#83 – Programming 101 with St. Vincent College, Pt. 2Matt brings the programming lecture full circle by elaborating on why the Novice LP eventually must end, what factors are at play, and how to continue to drive progress in the intermediate stage and beyond.
Matt brings the programming lecture full circle by elaborating on why the Novice LP eventually must end, what factors are at play, and how to continue to drive progress in the intermediate stage and beyond.
One theory of why the NLP ends is that the fatigue generated from a workout is too great to recover from by the next workout 48 hours later. Thus the trainee comes to the second workout under-recovered and thus unable to exert the amount of force he is theoretically capable of. Matt’s theory fundamentally agrees with this, but expands further upon the fatigue, or stress, factor in the Stress-Recovery-Adaptation equation.
If recovery were the only factor at play, he reasons, then the trainee should be able to rest another day or two and continue to add weight to the bar. The SRA cycle of LP could be extended from 48hrs to 72hrs, to 96hrs and so on. Of course, we know from the SRA cycle (and experience) that, given too long a recovery period, a trainee will begin to detrain, and lose strength adaptations. Thus both the stress and recovery factors must both be at play.
Recalling that the driver of stress in LP is intensity, or the load on the bar (as opposed to volume, which remains constant at 3×5, or 1×5 for deadlifts, during LP), his theory is that the load cannot be increased enough to cause sufficient stress to drive strength gains. Toward the end of LP, the percentage of load increase workout over workout gets smaller each workout, as the trainee adds an absolute 5 pounds to the bar but the denominator of the weight on the bar continues to grow. Thus a typical male trainee adding 5lbs to a 300lbs squat at the end of his LP is increasing the load on the bar by only ~1.6%, compared to the beginning of his LP where adding 5lbs to a 100lb squat would be a 5% increase. Additional strength adaptation at this point would require an increase larger than what the trainee is capable of actually putting on the bar and squatting.
So, at this point, what do we do? Enter the “minimum effective dose” approach to programming, which was originally discussed in episode #53. LP is the simplest approach to programming, changing a single variable (intensity) at a time to drive stress. Once that stops working, we must change more than one variable. The logical thing to do is to perform more work, thus we must increase volume. 3 sets of 5 might become 4×5, then 5×5, and so on. At some point volume cannot be practically increased any further (imagine 10×5, it would take forever!), so we must manipulate both the intensity and the volume over time to continue to drive adaptation.

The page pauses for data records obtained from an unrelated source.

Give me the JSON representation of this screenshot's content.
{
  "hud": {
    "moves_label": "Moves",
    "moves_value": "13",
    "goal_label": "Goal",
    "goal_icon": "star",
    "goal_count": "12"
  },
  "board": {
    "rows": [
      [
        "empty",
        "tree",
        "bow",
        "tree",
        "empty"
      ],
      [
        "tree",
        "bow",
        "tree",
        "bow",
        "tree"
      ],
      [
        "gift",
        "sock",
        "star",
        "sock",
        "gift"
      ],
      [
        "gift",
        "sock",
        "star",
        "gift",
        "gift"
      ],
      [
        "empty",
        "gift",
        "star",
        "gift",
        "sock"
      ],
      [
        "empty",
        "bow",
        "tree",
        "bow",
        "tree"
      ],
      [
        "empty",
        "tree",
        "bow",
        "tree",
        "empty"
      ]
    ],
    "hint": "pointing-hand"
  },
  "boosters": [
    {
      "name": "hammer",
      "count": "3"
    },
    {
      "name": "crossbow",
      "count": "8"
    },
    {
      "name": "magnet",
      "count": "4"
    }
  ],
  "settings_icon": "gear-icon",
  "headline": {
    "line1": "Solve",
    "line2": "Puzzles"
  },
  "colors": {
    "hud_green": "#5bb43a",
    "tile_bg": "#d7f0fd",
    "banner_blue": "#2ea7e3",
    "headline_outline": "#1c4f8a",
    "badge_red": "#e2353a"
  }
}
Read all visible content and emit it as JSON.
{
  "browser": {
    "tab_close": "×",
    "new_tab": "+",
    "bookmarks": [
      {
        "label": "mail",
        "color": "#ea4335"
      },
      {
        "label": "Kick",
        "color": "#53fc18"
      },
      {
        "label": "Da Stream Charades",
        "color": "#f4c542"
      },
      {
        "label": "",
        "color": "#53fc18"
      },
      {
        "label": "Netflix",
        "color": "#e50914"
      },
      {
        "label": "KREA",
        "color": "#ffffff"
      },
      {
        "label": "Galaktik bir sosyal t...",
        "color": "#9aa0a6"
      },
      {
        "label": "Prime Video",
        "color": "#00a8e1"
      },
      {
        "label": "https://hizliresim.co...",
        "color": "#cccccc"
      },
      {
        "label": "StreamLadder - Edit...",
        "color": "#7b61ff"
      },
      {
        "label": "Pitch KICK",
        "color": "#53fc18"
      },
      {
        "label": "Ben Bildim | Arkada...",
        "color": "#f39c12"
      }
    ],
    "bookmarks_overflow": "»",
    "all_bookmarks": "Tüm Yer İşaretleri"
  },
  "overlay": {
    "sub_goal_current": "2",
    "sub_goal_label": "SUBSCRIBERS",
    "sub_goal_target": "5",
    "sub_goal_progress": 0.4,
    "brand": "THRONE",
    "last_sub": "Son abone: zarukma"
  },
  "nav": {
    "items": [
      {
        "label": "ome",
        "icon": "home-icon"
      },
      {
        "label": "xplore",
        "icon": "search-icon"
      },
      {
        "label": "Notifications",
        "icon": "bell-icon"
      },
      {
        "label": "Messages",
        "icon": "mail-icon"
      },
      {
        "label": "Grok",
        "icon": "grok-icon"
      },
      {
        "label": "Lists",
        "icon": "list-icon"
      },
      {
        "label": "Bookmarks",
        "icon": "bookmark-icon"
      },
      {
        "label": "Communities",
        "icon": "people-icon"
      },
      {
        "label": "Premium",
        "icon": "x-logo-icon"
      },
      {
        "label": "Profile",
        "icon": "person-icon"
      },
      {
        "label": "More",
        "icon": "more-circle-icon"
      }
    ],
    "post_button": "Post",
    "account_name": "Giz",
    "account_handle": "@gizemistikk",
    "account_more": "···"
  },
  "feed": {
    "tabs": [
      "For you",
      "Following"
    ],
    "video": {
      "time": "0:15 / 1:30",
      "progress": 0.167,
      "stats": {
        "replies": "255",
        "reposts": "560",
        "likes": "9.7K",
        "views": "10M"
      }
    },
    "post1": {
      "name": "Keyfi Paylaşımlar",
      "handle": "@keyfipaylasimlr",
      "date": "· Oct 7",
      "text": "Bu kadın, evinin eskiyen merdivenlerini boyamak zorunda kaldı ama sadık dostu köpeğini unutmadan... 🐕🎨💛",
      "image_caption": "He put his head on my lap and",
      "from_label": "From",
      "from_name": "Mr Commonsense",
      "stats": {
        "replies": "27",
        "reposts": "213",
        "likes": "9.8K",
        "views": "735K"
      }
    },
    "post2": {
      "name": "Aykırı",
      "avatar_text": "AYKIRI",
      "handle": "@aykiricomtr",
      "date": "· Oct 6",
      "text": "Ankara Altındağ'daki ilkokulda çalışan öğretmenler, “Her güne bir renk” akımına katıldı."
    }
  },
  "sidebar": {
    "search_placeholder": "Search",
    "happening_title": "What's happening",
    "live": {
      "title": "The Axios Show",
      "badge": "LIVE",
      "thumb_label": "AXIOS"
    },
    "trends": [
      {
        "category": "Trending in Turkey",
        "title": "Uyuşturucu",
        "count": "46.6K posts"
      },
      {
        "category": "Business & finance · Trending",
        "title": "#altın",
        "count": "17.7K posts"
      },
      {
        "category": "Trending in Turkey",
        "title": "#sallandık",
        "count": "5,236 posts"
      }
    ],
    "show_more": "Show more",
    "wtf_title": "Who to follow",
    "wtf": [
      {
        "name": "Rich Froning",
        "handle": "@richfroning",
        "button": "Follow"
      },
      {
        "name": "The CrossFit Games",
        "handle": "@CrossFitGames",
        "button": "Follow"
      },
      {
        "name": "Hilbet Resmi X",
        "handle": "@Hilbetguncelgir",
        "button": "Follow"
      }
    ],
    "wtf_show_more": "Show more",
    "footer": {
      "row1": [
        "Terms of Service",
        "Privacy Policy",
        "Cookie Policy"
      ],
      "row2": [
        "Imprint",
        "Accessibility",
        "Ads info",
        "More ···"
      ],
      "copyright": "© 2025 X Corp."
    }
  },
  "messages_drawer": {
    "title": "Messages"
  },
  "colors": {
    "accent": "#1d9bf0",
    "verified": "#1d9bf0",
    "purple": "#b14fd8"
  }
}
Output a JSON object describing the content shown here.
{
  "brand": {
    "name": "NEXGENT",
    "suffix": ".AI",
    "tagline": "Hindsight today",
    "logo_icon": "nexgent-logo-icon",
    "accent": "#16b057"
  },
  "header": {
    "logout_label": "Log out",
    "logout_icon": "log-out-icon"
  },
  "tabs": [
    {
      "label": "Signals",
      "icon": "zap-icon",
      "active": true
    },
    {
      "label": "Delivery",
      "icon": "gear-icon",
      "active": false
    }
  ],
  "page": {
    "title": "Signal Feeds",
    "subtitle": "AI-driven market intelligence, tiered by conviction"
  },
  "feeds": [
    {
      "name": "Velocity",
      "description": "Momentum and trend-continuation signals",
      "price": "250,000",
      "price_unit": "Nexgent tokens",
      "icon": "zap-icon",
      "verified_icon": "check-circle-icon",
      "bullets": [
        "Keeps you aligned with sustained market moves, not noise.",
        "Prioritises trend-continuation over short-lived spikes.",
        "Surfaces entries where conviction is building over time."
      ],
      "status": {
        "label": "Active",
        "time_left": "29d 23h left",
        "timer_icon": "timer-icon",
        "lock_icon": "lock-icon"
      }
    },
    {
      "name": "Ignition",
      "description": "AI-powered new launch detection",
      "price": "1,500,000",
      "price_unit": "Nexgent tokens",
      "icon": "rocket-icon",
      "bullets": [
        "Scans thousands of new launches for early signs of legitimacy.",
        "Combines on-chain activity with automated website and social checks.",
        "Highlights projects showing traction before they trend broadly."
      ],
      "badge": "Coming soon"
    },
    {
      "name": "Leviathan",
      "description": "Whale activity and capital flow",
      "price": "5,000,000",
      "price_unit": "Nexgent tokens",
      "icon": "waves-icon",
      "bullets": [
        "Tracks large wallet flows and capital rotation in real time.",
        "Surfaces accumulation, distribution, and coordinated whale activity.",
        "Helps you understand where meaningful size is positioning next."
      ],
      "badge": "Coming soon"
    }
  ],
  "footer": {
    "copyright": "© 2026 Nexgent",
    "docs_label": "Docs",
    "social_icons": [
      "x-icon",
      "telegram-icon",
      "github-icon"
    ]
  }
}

This approach — changing a single variable at a time until that no longer works — is essentially what is happening with the popular Texas Method intermediate training program. Monday is volume day (5×5 at 90% of 5RM), Wednesday is light day (3×5 at 80% of 1RM), and Friday is intensity day (1×5 at a new PR weight). However, most trainees simply jump straight from LP to Texas Method without changing the variables gradually from one program to the next, and thus they do not develop the theoretical tools to evolve their programming once Texas Method inevitably ends.